Some of our controllers were extended from a TTBaseViewController to take advantage of who knows what. Other controllers had #import "Three20/Three20.h" even though they never used any actual functionality. Chalk this up to my inexperience or possibly being drunk at the time.

Step 3: Look for tables that use Three20 Data Sources

This was the single largest step. At this point I created a Storyboard and merged a few XIB files into it for custom cells. This also allowed me to use prototype cells for the simple stuff.

Start with the easy…tables with static data. This was just a matter of merging in the code from the Three20 data source into the table view.

For the tables that pulled in data from an external API, I refactored to use AFNetworking and blocks. For the table cells that used the Three20 remote image loading, use the UIImageView+AFNetworking.h category that comes with AFNetworking.

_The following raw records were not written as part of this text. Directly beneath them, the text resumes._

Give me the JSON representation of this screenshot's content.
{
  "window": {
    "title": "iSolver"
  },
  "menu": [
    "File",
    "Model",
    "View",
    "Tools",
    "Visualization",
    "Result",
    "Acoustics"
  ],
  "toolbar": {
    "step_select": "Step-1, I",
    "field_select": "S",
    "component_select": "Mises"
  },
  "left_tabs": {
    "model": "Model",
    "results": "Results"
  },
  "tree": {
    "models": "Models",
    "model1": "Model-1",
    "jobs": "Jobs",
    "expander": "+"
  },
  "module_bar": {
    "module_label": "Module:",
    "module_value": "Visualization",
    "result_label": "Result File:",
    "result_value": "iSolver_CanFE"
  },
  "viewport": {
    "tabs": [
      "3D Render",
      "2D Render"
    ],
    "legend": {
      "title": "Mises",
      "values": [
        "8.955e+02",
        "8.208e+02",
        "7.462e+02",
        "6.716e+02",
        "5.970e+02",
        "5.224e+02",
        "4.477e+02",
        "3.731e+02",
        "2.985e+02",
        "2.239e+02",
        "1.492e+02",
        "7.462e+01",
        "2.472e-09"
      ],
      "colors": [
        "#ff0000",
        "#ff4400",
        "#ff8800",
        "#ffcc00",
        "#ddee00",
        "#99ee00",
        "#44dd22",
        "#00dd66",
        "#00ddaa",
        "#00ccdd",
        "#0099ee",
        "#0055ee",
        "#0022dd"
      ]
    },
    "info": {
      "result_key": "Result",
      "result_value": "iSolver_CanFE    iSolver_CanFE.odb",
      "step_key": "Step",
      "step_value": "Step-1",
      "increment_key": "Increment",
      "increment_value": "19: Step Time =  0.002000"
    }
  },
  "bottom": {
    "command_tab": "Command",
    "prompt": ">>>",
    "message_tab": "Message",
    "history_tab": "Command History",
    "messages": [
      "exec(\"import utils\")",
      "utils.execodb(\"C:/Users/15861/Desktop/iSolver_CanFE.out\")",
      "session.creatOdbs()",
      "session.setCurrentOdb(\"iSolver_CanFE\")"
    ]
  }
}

We also had a few table views that used pull to refresh. We were targetting iOS5 and up at the time, so I could not use a UIRefreshControl. Instead, I used the wonderful SVPullToRefresh library by Sam Vermette.

Step 4: Remove any use of TTStyleSheet and TTSTYLEVAR macros

TTStyle is another one of the things that is deeply embedded into everything Three20, so this is best left to a later stage. I replaced this with a category called UIColor+AppColors so I could easily handle things like setting up my tables using [UIColor tableSeparatorColor]. I also used a Style Controller to setup app wide styles using UIAppearance.

Step 5: replace the photo browser

I just used MWPhotoBrowser. It was a matter of about 3 steps that were each quite simple on thier own.

Step 6: Final Sweep, aka “Jump”

With no large issues remaining, this was the point where I removed Three20 from the project and spent a bit of time fixing compiler errors until it worked.

##What did I end up with?

  • A project that contained several hundred fewer source files.
  • An app that was ~1.5 MB smaller.
  • Code that was easier to read and refactor even more.
  • Code that would now play nice with any number of third party libraries.